For example, he is immensely proud of the firm's equity investments in the cement business of Dalmia Cement (Bharat), which is the biggest PE investment in the country's cement industry. KKR has invested as much as $125 million in a Dalmia unit, which owns cement factories producing ten million tonnes, a stake in OCL India and is also exploring new greenfield ventures and acquisitions across the country, so it can establish a pan-India presence. In Dalmia, KKR Capstone, the operating arm of KKR, worked closely with the management and helped them bring about efficiencies in logistics and marketing strategies and opened up new markets. "This transaction with KKR was not just about capital but the foundation of a long-term relationship," said Puneet Dalmia, MD, Dalmia Cement. "It enables us to enhance our capacity and market share through organic as well as inorganic routes, while benefiting from KKR's global network and proven value creation capabilities," he added.
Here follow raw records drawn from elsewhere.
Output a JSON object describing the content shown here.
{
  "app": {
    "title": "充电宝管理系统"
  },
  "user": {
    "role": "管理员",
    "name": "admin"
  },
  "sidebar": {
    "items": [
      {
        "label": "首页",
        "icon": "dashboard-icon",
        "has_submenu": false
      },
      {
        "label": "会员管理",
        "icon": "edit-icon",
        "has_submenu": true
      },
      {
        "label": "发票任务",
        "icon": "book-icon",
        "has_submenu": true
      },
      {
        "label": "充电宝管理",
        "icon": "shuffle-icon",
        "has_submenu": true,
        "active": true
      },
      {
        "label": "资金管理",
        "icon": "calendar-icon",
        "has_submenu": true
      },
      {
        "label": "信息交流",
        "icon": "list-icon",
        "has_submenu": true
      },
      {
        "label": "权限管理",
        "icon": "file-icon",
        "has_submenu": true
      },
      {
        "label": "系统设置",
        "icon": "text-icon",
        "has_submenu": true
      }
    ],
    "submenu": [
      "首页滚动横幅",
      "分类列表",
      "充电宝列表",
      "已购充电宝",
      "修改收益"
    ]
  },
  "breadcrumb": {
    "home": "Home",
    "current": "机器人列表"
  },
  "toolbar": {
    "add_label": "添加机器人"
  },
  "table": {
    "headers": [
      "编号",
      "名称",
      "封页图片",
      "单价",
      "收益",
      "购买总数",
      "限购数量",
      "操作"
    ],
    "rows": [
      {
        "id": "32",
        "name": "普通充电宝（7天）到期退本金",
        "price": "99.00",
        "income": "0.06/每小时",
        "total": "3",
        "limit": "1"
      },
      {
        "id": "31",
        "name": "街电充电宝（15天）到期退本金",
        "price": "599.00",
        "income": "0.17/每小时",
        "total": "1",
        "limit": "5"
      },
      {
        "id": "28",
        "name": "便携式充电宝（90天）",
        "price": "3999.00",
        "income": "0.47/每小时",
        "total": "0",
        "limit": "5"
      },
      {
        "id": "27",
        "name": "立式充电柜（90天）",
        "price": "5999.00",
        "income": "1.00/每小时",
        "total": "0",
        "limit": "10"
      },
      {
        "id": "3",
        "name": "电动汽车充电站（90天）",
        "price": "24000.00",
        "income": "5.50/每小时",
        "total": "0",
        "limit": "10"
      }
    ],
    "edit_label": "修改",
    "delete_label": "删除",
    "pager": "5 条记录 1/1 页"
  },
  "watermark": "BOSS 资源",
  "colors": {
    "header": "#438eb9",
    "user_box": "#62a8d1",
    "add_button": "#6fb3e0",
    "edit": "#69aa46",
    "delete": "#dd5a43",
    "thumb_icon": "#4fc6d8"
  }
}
A temporary lull
Nayar is confident that the present economic uncertainty in the country should be temporary, as India offers long-term growth potential in every sector. "The current controversy over foreign direct investment or high interest rates is meaningless; what is required is some tough action on the fiscal deficit, revenue deficit, trade deficit and the current account deficit. If you keep over-promising and not delivering, then the charm fades away. If we start delivering on a few, you will be surprised at the positive inflow of capital again, given the domestic demographic shift and the consumption boom in the country", he adds. Getting the investment back on track is right on top of his policy agenda, as private capital expenditure has been one of the lowest in the last 8-10 years.
KKR India, in any case, is not a big believer of investing in listed companies. Ask Nayar and he agrees: "If we have to because India has so many listed companies, that's a different issue".
On top of his favourite list of investments is consumer-facing companies, healthcare, financial services and industries which derive demand from infrastructure and industrial spending. And, KKR prefers to deal in private companies as much as possible as "anyone can buy listed stocks". That, he says, isn't difficult as he had relationships with 200 corporate firms in India when he left Citi.
These are coming handy now, even if it means "working in double shifts", from 8 am to the evening and then continuing on till very late into the night.